“After careful study, we have determined that this new structure will better enable this critical program to achieve those important goals in the years to come.”

Schroeder has been acting Head of Enforcement since former FINRA enforcement chief Brad Bennett left earlier this year. Her previous role was as senior vice president and deputy chief of enforcement.

Bennett, now a partner at Baker Botts in Washington, told ThinkAdvisor in a Wednesday email message that he views the new enforcement unit as “the first result of the FiINRA360 process. It shows that Robert Cook will be taking a vigorous approach to enforcement.”

Schroeder, Bennett said, “is an outstanding lawyer and was largely responsible for the excellent results achieved by thinner enforcement over the past six years.”

Schroeder, Cook said, “has consistently demonstrated deep commitment to protecting investors and to promoting strong, safe markets. We look forward to her leadership as we continue to focus through FINRA360 on further enhancements to our enforcement program, as well as to other aspects of our regulatory programs and operations.”

Schroeder added in the statement that she’s “honored to lead this newly combined group of talented and dedicated professionals.
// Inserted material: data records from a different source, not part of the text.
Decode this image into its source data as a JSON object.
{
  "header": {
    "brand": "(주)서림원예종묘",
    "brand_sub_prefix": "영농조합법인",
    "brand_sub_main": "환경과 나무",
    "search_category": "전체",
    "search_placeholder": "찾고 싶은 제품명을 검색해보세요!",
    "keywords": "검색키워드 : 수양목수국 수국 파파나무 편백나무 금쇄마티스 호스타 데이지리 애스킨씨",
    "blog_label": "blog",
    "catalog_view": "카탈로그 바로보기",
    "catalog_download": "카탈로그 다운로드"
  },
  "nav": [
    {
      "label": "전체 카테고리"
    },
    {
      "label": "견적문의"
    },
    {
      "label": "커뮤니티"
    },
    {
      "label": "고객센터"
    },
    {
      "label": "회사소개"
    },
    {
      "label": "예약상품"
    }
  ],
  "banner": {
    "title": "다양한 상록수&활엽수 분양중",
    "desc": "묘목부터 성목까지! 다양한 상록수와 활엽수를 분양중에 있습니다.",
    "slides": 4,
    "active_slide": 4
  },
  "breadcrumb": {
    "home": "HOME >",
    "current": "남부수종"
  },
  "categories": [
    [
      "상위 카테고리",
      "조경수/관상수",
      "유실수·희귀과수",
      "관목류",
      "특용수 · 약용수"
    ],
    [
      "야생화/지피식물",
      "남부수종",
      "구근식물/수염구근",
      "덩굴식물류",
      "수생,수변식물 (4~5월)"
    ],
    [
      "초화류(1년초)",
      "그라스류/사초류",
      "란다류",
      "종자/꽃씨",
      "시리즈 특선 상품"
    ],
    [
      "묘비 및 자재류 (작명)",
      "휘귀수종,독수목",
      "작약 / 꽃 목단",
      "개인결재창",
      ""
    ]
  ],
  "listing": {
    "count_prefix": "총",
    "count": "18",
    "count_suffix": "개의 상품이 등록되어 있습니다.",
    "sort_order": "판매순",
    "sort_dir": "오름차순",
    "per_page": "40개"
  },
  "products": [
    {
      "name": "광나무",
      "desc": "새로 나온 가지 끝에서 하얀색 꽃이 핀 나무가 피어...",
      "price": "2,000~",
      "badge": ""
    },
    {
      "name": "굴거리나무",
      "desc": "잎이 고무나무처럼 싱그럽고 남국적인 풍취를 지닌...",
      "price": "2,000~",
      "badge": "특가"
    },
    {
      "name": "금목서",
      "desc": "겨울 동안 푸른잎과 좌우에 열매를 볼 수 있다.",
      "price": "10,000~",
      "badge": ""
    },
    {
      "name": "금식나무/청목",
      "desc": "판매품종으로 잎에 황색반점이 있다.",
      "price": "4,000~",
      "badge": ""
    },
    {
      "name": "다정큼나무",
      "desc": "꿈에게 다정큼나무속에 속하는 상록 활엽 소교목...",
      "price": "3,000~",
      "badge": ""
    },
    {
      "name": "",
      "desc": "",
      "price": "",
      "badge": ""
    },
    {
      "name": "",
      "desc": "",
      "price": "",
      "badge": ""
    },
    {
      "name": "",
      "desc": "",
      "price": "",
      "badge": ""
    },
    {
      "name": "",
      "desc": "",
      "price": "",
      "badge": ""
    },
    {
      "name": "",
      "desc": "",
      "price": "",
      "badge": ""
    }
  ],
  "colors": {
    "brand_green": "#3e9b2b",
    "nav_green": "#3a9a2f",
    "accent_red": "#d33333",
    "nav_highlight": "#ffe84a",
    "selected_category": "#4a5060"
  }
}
We all share a commitment to highly effective and efficient regulatory oversight, and this unified structure will improve our ability to streamline investigations, share information, and maximize our resources to protect investors and the markets.”

Consolidation is to begin immediately, according to FINRA, and will be overseen by a steering committee of senior executives.

The committee also will seek input from FINRA’s exchange clients for whom FINRA performs enforcement-related services.

Schroeder holds a J.D. from New York University School of Law, an M.A. from the University of California at Davis, and a B.A. from Georgetown University.

— Check out FINRA Advances Crackdown on Bad Brokers on ThinkAdvisor.